A Dalton licensee has discovered that she is paying a lot more than any other businesses for energy bills – just because she has a pub. SAM CASEY reports
A BARMAID who took over her local pub to save it from the axe is worried about turning the heating on because of sky high bills.
Debbie McVean, who started running the Black Horse at Dalton last month, says energy companies are penalising the trade.
And her claims have been backed by a utilities consultant who says pubs are being charged more for gas and electricity because so many landlords quit without paying their bills.
Mrs McVean said: “A lot of the customers have complained about the pub being cold, but I’m frightened about putting the heating on because of the bills.
“I just don’t know what it’s going to cost me. As soon as I flick the switch to turn it on I have palpitations. I’m worried sick.”

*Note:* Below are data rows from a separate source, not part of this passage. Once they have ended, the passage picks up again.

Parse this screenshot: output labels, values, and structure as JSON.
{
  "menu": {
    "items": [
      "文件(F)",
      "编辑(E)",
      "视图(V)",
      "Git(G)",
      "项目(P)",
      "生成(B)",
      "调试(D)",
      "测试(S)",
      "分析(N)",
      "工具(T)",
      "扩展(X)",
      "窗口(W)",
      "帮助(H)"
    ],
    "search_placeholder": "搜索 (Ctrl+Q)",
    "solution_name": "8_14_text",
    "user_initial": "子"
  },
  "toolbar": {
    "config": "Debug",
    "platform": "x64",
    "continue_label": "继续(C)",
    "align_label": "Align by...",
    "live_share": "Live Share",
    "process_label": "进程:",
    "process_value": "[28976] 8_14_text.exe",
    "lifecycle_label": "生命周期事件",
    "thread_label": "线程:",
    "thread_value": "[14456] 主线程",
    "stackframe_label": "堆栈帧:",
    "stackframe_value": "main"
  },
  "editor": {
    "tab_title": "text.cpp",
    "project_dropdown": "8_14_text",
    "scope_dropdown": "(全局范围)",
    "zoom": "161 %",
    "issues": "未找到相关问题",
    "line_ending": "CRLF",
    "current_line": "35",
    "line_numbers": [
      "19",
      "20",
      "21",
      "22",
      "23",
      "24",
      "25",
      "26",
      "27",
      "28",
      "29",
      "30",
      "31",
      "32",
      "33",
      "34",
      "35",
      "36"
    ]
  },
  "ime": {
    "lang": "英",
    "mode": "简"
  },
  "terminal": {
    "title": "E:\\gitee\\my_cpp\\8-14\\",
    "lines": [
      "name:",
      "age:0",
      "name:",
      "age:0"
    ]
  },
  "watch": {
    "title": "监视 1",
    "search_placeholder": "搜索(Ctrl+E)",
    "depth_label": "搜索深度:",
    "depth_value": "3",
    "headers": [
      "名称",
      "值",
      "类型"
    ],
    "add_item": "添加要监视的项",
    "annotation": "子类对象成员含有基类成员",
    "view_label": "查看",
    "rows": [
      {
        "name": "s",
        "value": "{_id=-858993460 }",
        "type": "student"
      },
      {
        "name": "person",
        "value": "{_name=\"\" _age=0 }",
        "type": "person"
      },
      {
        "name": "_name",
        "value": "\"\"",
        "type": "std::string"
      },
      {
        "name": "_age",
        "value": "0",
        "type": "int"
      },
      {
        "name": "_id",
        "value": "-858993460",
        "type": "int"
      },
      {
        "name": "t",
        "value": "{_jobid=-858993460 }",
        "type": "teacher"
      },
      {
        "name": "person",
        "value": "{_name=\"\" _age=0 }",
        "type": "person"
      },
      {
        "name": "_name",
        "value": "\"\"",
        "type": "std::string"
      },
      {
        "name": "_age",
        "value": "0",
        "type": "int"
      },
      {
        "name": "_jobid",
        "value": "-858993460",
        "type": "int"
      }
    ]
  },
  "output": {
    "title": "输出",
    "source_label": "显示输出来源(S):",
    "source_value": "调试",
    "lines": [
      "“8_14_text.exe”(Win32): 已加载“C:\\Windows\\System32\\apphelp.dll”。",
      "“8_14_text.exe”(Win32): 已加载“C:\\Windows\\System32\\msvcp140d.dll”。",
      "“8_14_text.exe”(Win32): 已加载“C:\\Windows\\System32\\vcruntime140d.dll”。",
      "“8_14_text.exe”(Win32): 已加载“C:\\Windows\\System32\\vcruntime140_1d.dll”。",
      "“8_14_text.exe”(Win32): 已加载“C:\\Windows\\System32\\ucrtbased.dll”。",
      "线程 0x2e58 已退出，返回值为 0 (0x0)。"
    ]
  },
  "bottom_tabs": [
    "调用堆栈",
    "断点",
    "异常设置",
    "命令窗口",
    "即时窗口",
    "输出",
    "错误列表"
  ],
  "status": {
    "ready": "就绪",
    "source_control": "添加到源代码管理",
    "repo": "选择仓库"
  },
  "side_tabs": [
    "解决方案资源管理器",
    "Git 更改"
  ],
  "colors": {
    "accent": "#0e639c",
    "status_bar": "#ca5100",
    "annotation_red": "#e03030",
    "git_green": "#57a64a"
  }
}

The 36-year-old took over the Black Horse, on Briggate, when previous landlady Mary Ramsden stepped down.
She already had a full-time day job as an area manager for Pound World but feared the pub would shut unless she stepped in.
She appointed a broker to secure a deal with energy companies for her gas and electricity.
“He said because I was a pub I would be paying a hell of a lot more than any other business,” she said.
“For electricity I’m paying 8.4p per kw/h – he said if I was another business he could get me 7p.
“Some companies were asking for bonds, others wouldn’t touch me.
“I think they are penalising pubs. The trade is hard enough without these people jumping on the bandwagon.”
Mrs McVean’s comments come after the Examiner started a series of articles called ‘Death of the local’ about the difficulties faced by local pubs.
She said the Black Horse was a great local pub with the potential to be a thriving success.
She said: “Everyone is pulling together to help out – it’s a real community effort.
“I do want to make some money out of it or I wouldn’t be doing it, but I didn’t want to see it shut because it’s a great pub.
“It’s being given a clean-up and a bit of a makeover, the brewery has been really good and made allowances. I want to do food and create revenue and get the place going.
“We just need to get more people coming in.”
The smoking ban and rising beer prices had driven people away from local pubs, she said.
Barney Brennan, who runs consultancy firm Kilby Utilities and negotiates with energy companies, accused energy firms of “ripping off” pubs.
He added: “It’s really terrible – it’s out of hand at the moment. People coming into the pub trade haven’t got a chance.
“The problem is the turnover – pubs are changing hands every six months. Breweries are letting people in that they wouldn’t have touched a few years ago, people who have no experience and are naive.
“Within six months they are out and haven’t paid their bills and the good, conscientious traders get penalised.”